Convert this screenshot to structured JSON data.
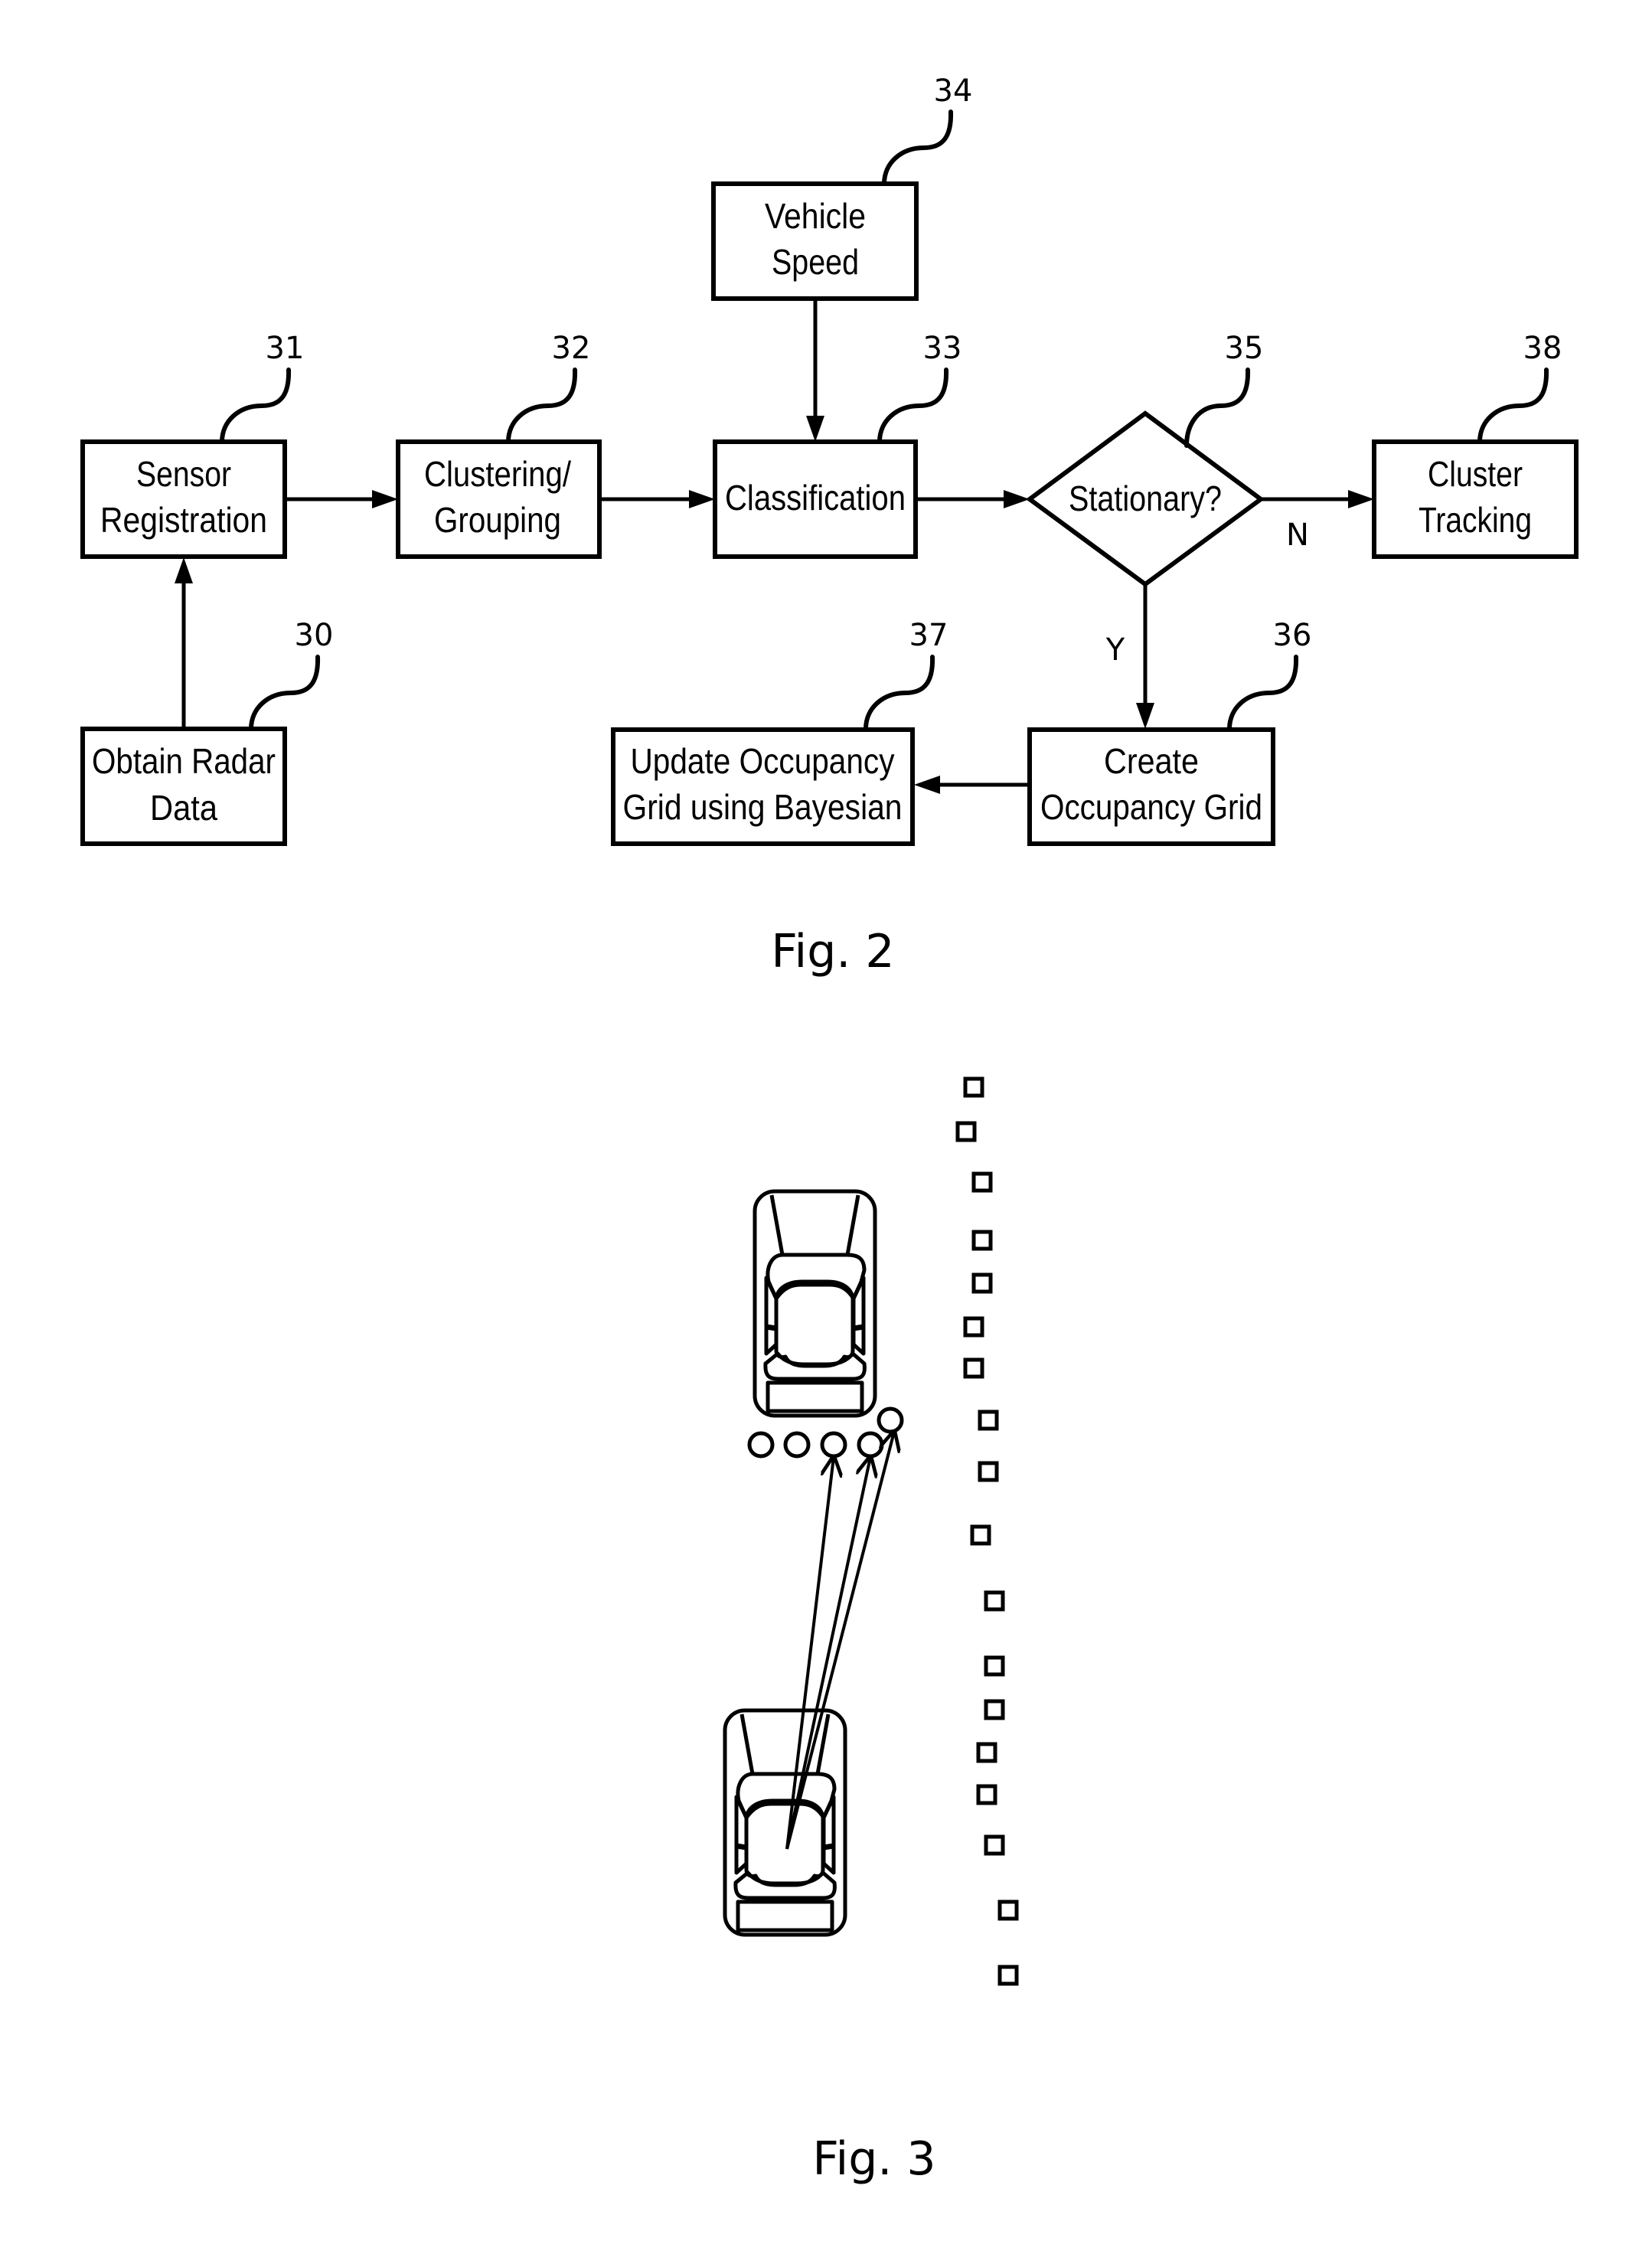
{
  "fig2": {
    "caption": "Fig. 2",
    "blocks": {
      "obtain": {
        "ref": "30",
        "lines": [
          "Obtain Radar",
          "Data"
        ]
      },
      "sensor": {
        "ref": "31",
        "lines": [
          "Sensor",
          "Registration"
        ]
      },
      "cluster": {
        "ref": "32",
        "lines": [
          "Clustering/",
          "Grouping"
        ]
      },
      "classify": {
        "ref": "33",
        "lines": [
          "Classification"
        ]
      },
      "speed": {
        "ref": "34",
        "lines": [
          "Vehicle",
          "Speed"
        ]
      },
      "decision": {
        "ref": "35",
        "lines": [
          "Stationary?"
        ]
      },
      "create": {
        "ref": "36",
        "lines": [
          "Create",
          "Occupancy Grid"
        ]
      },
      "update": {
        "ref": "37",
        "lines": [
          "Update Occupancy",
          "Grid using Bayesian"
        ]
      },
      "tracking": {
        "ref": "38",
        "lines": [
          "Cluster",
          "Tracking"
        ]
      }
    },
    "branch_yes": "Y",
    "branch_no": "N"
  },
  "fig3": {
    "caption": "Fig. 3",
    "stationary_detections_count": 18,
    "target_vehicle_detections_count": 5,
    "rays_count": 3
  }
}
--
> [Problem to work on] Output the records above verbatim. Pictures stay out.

> [Solution for this task]
Convert this screenshot to structured JSON data.
{
  "fig2": {
    "caption": "Fig. 2",
    "blocks": {
      "obtain": {
        "ref": "30",
        "lines": [
          "Obtain Radar",
          "Data"
        ]
      },
      "sensor": {
        "ref": "31",
        "lines": [
          "Sensor",
          "Registration"
        ]
      },
      "cluster": {
        "ref": "32",
        "lines": [
          "Clustering/",
          "Grouping"
        ]
      },
      "classify": {
        "ref": "33",
        "lines": [
          "Classification"
        ]
      },
      "speed": {
        "ref": "34",
        "lines": [
          "Vehicle",
          "Speed"
        ]
      },
      "decision": {
        "ref": "35",
        "lines": [
          "Stationary?"
        ]
      },
      "create": {
        "ref": "36",
        "lines": [
          "Create",
          "Occupancy Grid"
        ]
      },
      "update": {
        "ref": "37",
        "lines": [
          "Update Occupancy",
          "Grid using Bayesian"
        ]
      },
      "tracking": {
        "ref": "38",
        "lines": [
          "Cluster",
          "Tracking"
        ]
      }
    },
    "branch_yes": "Y",
    "branch_no": "N"
  },
  "fig3": {
    "caption": "Fig. 3",
    "stationary_detections_count": 18,
    "target_vehicle_detections_count": 5,
    "rays_count": 3
  }
}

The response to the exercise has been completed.